> Record excerpts
= Beginning of Section =

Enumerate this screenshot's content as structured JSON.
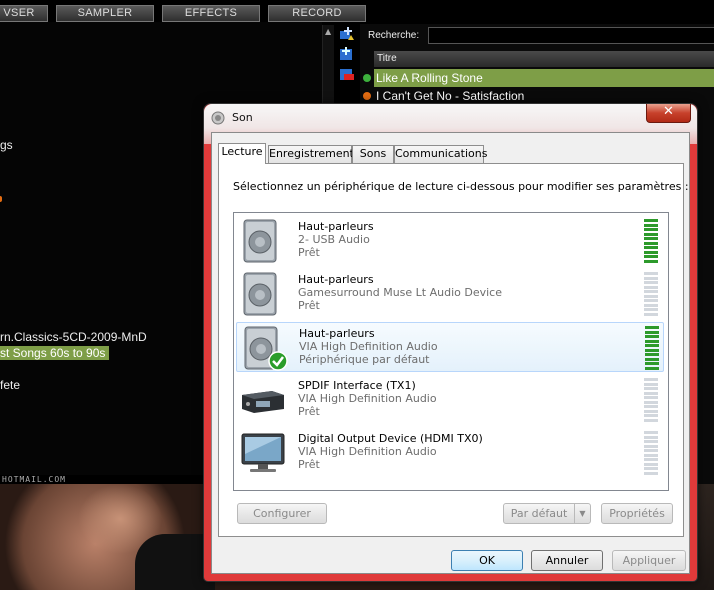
{
  "dj_app": {
    "tabs": [
      "VSER",
      "SAMPLER",
      "EFFECTS",
      "RECORD"
    ],
    "left_items": [
      "gs",
      "rn.Classics-5CD-2009-MnD",
      "st Songs 60s to 90s",
      "fete"
    ],
    "search_label": "Recherche:",
    "search_value": "",
    "column_header": "Titre",
    "tracks": [
      {
        "title": "Like A Rolling Stone",
        "dot_color": "#3db13d"
      },
      {
        "title": "I Can't Get No - Satisfaction",
        "dot_color": "#e56d12"
      }
    ],
    "email_text": "HOTMAIL.COM"
  },
  "dialog": {
    "title": "Son",
    "close_label": "✕",
    "tabs": [
      "Lecture",
      "Enregistrement",
      "Sons",
      "Communications"
    ],
    "instruction": "Sélectionnez un périphérique de lecture ci-dessous pour modifier ses paramètres :",
    "devices": [
      {
        "name": "Haut-parleurs",
        "sub": "2- USB Audio",
        "status": "Prêt",
        "icon": "speaker-icon",
        "level": 1.0
      },
      {
        "name": "Haut-parleurs",
        "sub": "Gamesurround Muse Lt Audio Device",
        "status": "Prêt",
        "icon": "speaker-icon",
        "level": 0.0
      },
      {
        "name": "Haut-parleurs",
        "sub": "VIA High Definition Audio",
        "status": "Périphérique par défaut",
        "icon": "speaker-default-icon",
        "level": 1.0
      },
      {
        "name": "SPDIF Interface (TX1)",
        "sub": "VIA High Definition Audio",
        "status": "Prêt",
        "icon": "spdif-device-icon",
        "level": 0.0
      },
      {
        "name": "Digital Output Device (HDMI TX0)",
        "sub": "VIA High Definition Audio",
        "status": "Prêt",
        "icon": "monitor-icon",
        "level": 0.0
      }
    ],
    "buttons": {
      "configure": "Configurer",
      "set_default": "Par défaut",
      "properties": "Propriétés",
      "ok": "OK",
      "cancel": "Annuler",
      "apply": "Appliquer"
    }
  }
}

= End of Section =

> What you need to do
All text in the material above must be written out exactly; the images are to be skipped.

> Worked solution
Enumerate this screenshot's content as structured JSON.
{
  "dj_app": {
    "tabs": [
      "VSER",
      "SAMPLER",
      "EFFECTS",
      "RECORD"
    ],
    "left_items": [
      "gs",
      "rn.Classics-5CD-2009-MnD",
      "st Songs 60s to 90s",
      "fete"
    ],
    "search_label": "Recherche:",
    "search_value": "",
    "column_header": "Titre",
    "tracks": [
      {
        "title": "Like A Rolling Stone",
        "dot_color": "#3db13d"
      },
      {
        "title": "I Can't Get No - Satisfaction",
        "dot_color": "#e56d12"
      }
    ],
    "email_text": "HOTMAIL.COM"
  },
  "dialog": {
    "title": "Son",
    "close_label": "✕",
    "tabs": [
      "Lecture",
      "Enregistrement",
      "Sons",
      "Communications"
    ],
    "instruction": "Sélectionnez un périphérique de lecture ci-dessous pour modifier ses paramètres :",
    "devices": [
      {
        "name": "Haut-parleurs",
        "sub": "2- USB Audio",
        "status": "Prêt",
        "icon": "speaker-icon",
        "level": 1.0
      },
      {
        "name": "Haut-parleurs",
        "sub": "Gamesurround Muse Lt Audio Device",
        "status": "Prêt",
        "icon": "speaker-icon",
        "level": 0.0
      },
      {
        "name": "Haut-parleurs",
        "sub": "VIA High Definition Audio",
        "status": "Périphérique par défaut",
        "icon": "speaker-default-icon",
        "level": 1.0
      },
      {
        "name": "SPDIF Interface (TX1)",
        "sub": "VIA High Definition Audio",
        "status": "Prêt",
        "icon": "spdif-device-icon",
        "level": 0.0
      },
      {
        "name": "Digital Output Device (HDMI TX0)",
        "sub": "VIA High Definition Audio",
        "status": "Prêt",
        "icon": "monitor-icon",
        "level": 0.0
      }
    ],
    "buttons": {
      "configure": "Configurer",
      "set_default": "Par défaut",
      "properties": "Propriétés",
      "ok": "OK",
      "cancel": "Annuler",
      "apply": "Appliquer"
    }
  }
}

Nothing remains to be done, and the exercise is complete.